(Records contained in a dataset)
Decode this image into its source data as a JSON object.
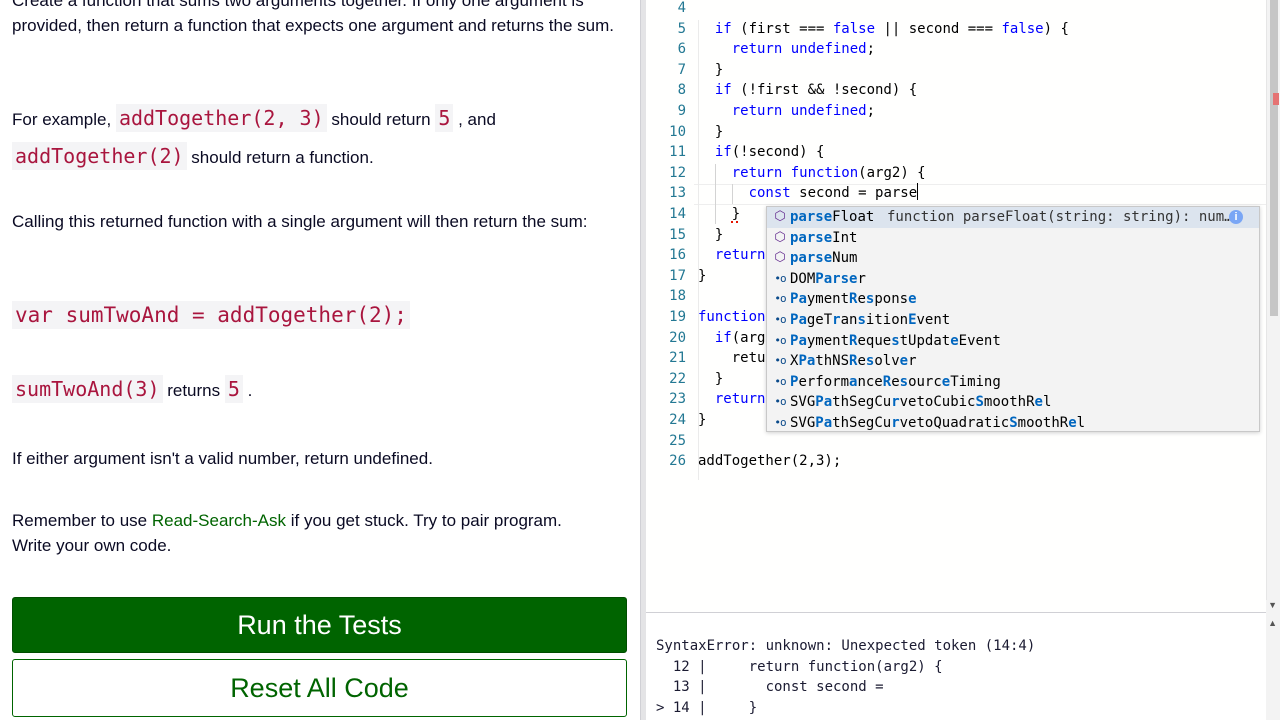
{
  "instructions": {
    "p1": "Create a function that sums two arguments together. If only one argument is provided, then return a function that expects one argument and returns the sum.",
    "p2_prefix": "For example, ",
    "p2_code1": "addTogether(2, 3)",
    "p2_mid": " should return ",
    "p2_code2": "5",
    "p2_after": " , and",
    "p2_code3": "addTogether(2)",
    "p2_suffix": " should return a function.",
    "p3": "Calling this returned function with a single argument will then return the sum:",
    "example_code": "var sumTwoAnd = addTogether(2);",
    "p4_code1": "sumTwoAnd(3)",
    "p4_mid": " returns ",
    "p4_code2": "5",
    "p4_suffix": " .",
    "p5": "If either argument isn't a valid number, return undefined.",
    "p6_prefix": "Remember to use ",
    "p6_link": "Read-Search-Ask",
    "p6_suffix": " if you get stuck. Try to pair program.",
    "p7": "Write your own code."
  },
  "buttons": {
    "run": "Run the Tests",
    "reset": "Reset All Code"
  },
  "editor": {
    "lines": [
      {
        "n": "4",
        "t": ""
      },
      {
        "n": "5",
        "t": "  if (first === false || second === false) {"
      },
      {
        "n": "6",
        "t": "    return undefined;"
      },
      {
        "n": "7",
        "t": "  }"
      },
      {
        "n": "8",
        "t": "  if (!first && !second) {"
      },
      {
        "n": "9",
        "t": "    return undefined;"
      },
      {
        "n": "10",
        "t": "  }"
      },
      {
        "n": "11",
        "t": "  if(!second) {"
      },
      {
        "n": "12",
        "t": "    return function(arg2) {"
      },
      {
        "n": "13",
        "t": "      const second = parse"
      },
      {
        "n": "14",
        "t": "    }"
      },
      {
        "n": "15",
        "t": "  }"
      },
      {
        "n": "16",
        "t": "  return"
      },
      {
        "n": "17",
        "t": "}"
      },
      {
        "n": "18",
        "t": ""
      },
      {
        "n": "19",
        "t": "function"
      },
      {
        "n": "20",
        "t": "  if(arg"
      },
      {
        "n": "21",
        "t": "    retu"
      },
      {
        "n": "22",
        "t": "  }"
      },
      {
        "n": "23",
        "t": "  return"
      },
      {
        "n": "24",
        "t": "}"
      },
      {
        "n": "25",
        "t": ""
      },
      {
        "n": "26",
        "t": "addTogether(2,3);"
      }
    ]
  },
  "suggestions": {
    "detail": "function parseFloat(string: string): num…",
    "info_glyph": "i",
    "items": [
      {
        "icon": "⬡",
        "label": "parseFloat",
        "kind": "fn"
      },
      {
        "icon": "⬡",
        "label": "parseInt",
        "kind": "fn"
      },
      {
        "icon": "⬡",
        "label": "parseNum",
        "kind": "fn"
      },
      {
        "icon": "•o",
        "label": "DOMParser",
        "kind": "cls"
      },
      {
        "icon": "•o",
        "label": "PaymentResponse",
        "kind": "cls"
      },
      {
        "icon": "•o",
        "label": "PageTransitionEvent",
        "kind": "cls"
      },
      {
        "icon": "•o",
        "label": "PaymentRequestUpdateEvent",
        "kind": "cls"
      },
      {
        "icon": "•o",
        "label": "XPathNSResolver",
        "kind": "cls"
      },
      {
        "icon": "•o",
        "label": "PerformanceResourceTiming",
        "kind": "cls"
      },
      {
        "icon": "•o",
        "label": "SVGPathSegCurvetoCubicSmoothRel",
        "kind": "cls"
      },
      {
        "icon": "•o",
        "label": "SVGPathSegCurvetoQuadraticSmoothRel",
        "kind": "cls"
      }
    ]
  },
  "console": {
    "lines": [
      "SyntaxError: unknown: Unexpected token (14:4)",
      "  12 |     return function(arg2) {",
      "  13 |       const second =",
      "> 14 |     }"
    ]
  },
  "colors": {
    "accent_green": "#006400",
    "inline_code": "#a9153e",
    "keyword": "#0000ff",
    "line_number": "#237893",
    "match_highlight": "#0066bf"
  }
}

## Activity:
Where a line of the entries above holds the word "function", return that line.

## Output below:
    "p1": "Create a function that sums two arguments together. If only one argument is provided, then return a function that expects one argument and returns the sum.",
    "p2_suffix": " should return a function.",
    "p3": "Calling this returned function with a single argument will then return the sum:",
        "t": "    return function(arg2) {"
        "t": "function"
    "detail": "function parseFloat(string: string): num…",
      "  12 |     return function(arg2) {",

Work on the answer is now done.